Casino di Villa Boncompagni Ludovisi

From Wikipedia, the free encyclopedia
  (Redirected from Casino dell'Aurora)
Jump to navigation Jump to search
Casino di Villa Boncompagni Ludovisi
Casino di Villa Lodovisi - Plate 189 - Giuseppe Vasi.jpg
The Casino di Villa Ludovisi (1761) by Giuseppe Vasi, within its extensive grounds]]
General information
LocationRome, Italy

Casino di Villa Boncompagni Ludovisi is a historical building in Rione Ludovisi, Rome, Italy. The building is located in the former domain Villa Ludovisi.

The building is often referred to as Villa Aurora or Casino dell'Aurora, after the fresco by Guercino in the main reception hall, depicting the eponymous goddess.


Aurora (1621) by Guercino, after which the villa is often referred to, in the main reception hall

The palace represents the only remnant of a much larger suburban retreat established in the 16th century by Cardinal Francesco Maria Del Monte (1549–1627). The Cardinal was a diplomat, intellectual, art connoisseur, and collector, protector and patron of famous figures such as Galileo Galilei and Caravaggio. One of the smaller rooms of the Casino boasts the only painting ever executed by Caravaggio on a ceiling, Jupiter, Neptune and Pluto (c. 1597), which reflects, in symbolic imagery derived from Classical mythology, another of the cardinal's interests: alchemy.

In 1621, del Monte sold the villa and its extensive grounds to Ludovico Ludovisi, whose uncle Alessandro Ludovisi had assumed the Papacy earlier that year as Pope Gregory XV and made his nephew a cardinal the day after his coronation, at the age of 25. The cardinal expanded the property until he had created a 30 hectare park between the Porta Pinciana, the Porta Salaria and the convent of Sant'Isidoro, whose buildings were designed by Domenichino, with gardens (purportedly designed by André Le Nôtre), of which Henry James wrote in Portrait of Places (1883):

"Certainly there is nothing better in Rome, and perhaps nothing so beautiful ... Inside there is everything: dark avenues shaped for centuries with scissors, valleys, clearings, groves ..."

The princes Boncompagni-Ludovisi, heirs to the celebrated property and its vast collections, subdivided and sold the property in 1883. Rome's Ludovisi district was built on the land where the park had been and bears the coat of arms of the family.

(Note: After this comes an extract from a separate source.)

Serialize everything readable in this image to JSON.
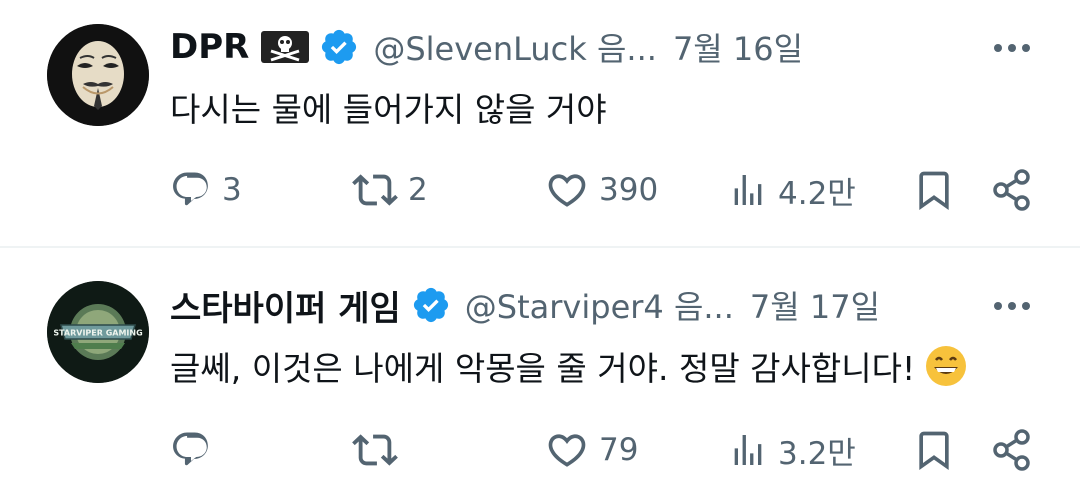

Of the historic buildings of the villa, only the Casino and the facade and staircase of the former Palazzo Grande remain, the latter now hidden behind what became the 19th-century Palazzo Margherita after it was acquired by the Italian State as a residence for the Queen consort of Italy, Margherita of Savoy. It now houses the U.S. embassy. Meanwhile, the 2,200 square meter Villa Aurora and a small parcel of land remained in the possession of the Ludovisi family. Apart from the works by Caravaggio and Guercino, it contains important works of art by Pomarancio, Michelangelo, and a collection of Roman and Greek artefacts.[1] Encircled by high walls, it was occasionally opened to the public once a month or upon written request.

A free virtual tour led by Princess Rita Boncompagni Ludovisi was made available in January 2022.[2]

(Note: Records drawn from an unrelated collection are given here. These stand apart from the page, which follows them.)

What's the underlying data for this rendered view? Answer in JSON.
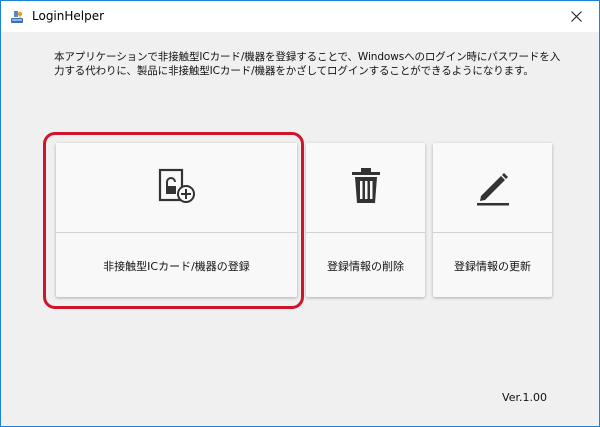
{
  "window": {
    "title": "LoginHelper",
    "app_icon": "loginhelper-app-icon",
    "close_icon": "close-icon",
    "accent_border": "#1883d7"
  },
  "description": "本アプリケーションで非接触型ICカード/機器を登録することで、Windowsへのログイン時にパスワードを入力する代わりに、製品に非接触型ICカード/機器をかざしてログインすることができるようになります。",
  "actions": {
    "register": {
      "label": "非接触型ICカード/機器の登録",
      "icon": "card-lock-add-icon"
    },
    "delete": {
      "label": "登録情報の削除",
      "icon": "trash-icon"
    },
    "update": {
      "label": "登録情報の更新",
      "icon": "pencil-icon"
    }
  },
  "highlight_color": "#d0142a",
  "version": "Ver.1.00"
}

Current status[edit]

Alternate view of Aurora

The property was put up for sale in 2021 after an inheritance dispute following the death of its last owner, Prince Nicolò Boncompagni Ludovisi, in 2018.[3]

The property was put up for auction by a notary on January 18, 2022 for a minimum bid of 471 million euros. There were no offers. The villa requires an estimated 10 million euros of restoration work. It was reoffered at a 20 percent discount (minimum offer) on April 7, 2022 but with no offers.[4]


  1. ^ "Villa Aurora, Rome's best kept secret?". Minor Sights. Archived from the original on 21 November 2016. Retrieved 20 November 2016.
  2. ^ "Yorescape – Flyover Zone". Retrieved 2022-01-26.
  3. ^ Giuffrida, Angela (25 October 2021). "Roman villa with world's only Caravaggio mural up for sale". The Guardian. Archived from the original on 26 October 2021. Retrieved 27 October 2021.
  4. ^ Povoledo, Elisabetta (2022-01-18). "You Can Still Own a Caravaggio, but It Comes With a House (and a Hefty Price)". The New York Times. ISSN 0362-4331. Retrieved 2022-01-19.

External link[edit]

Coordinates: 41°54′27″N 12°29′15″E / 41.9074°N 12.4875°E / 41.9074; 12.4875